“We are pleased with the fact that you have proposed regulations that will allow many Access-A-Ride riders to get around the city more quickly and efficiently,” said disability advocate Valerie Joseph. Joseph spoke on behalf of the Brooklyn Center for the Independence of the Disabled (BCID) and the Access-A-Ride Reform Group (ARG).

Credit: Tywanna Webb

ARG initially proposed the implementation of this rule in September 2017 as a way to improve accessibility for disabled New Yorkers.

“Non-NYC Transit vehicles are allowed to use bus lanes. Why not us?” Joseph asked, referring to the current bus lane rules.

Currently, bus lanes are reserved for all buses and emergency vehicles. This includes MTA buses, school buses and private buses, such as tour buses and chartered buses.

Shane Anderson, with the Center for Independence of the Disabled, gave testimony about his personal experiences with Access-A-Ride.

“It is unsafe for me to use mass transit at times,” he said. “However, I often risk using our largely inaccessible subway system rather than Access-A-Ride.” Anderson said he often arrives at his destination late when relying on the service.

The proposed rule could help improve travel time for users because bus lanes typically have far less traffic.

While advocates are grateful that DOT has proposed this change, they question why it will only apply to the Access-A-Ride vans. The Access-A-Ride sedans will not benefit from the implementation of this new rule.

“You are only taking on a piece of the puzzle,” said Ruth Lowenkron, a member of New York Lawyers for Public Interest’s Disability Justice Program. “We proposed that all Access-A-Ride vehicles be allowed to use the bus lanes.”

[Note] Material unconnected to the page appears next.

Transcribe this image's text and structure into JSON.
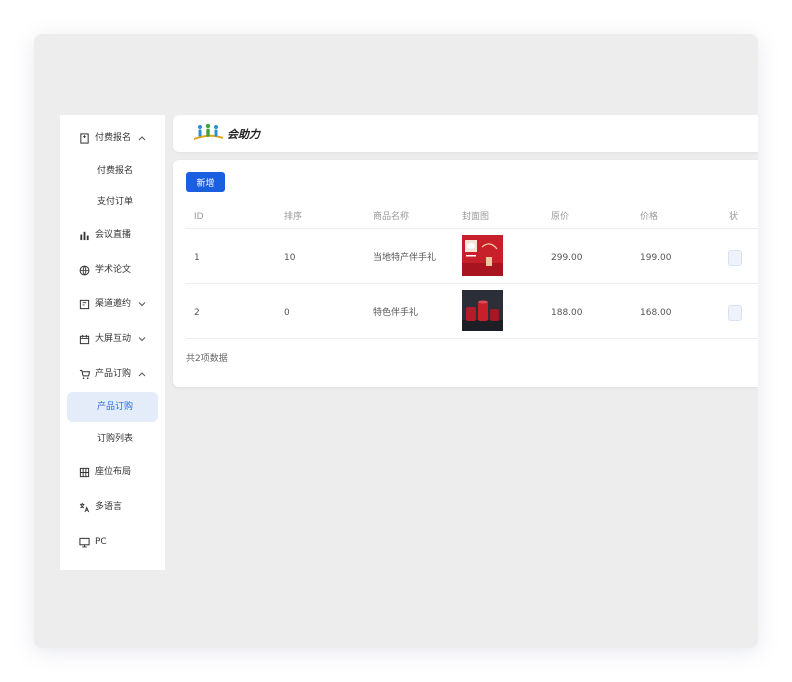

Eric Beaton, Deputy Commissioner of Transportation Planning and Management, agreed to review the distinction between Access-A-Ride vans and sedans within nine months.

“We see this as an issue of equal rights and we see the failure to provide equal access to fast transportation as discrimination,” Lowenkron said.

Last month, disability advocates celebrated a win against the MTA for lack of elevator accessibility. A federal judge ruled that the MTA violated the Americans with Disabilities Act when it failed to install an elevator during the 2014 renovation of a Bronx subway station.

Thursday’s public hearing was held at the Department of Transportation headquarters in Manhattan’s Financial District. The new rule is expected to go into effect within 30 days.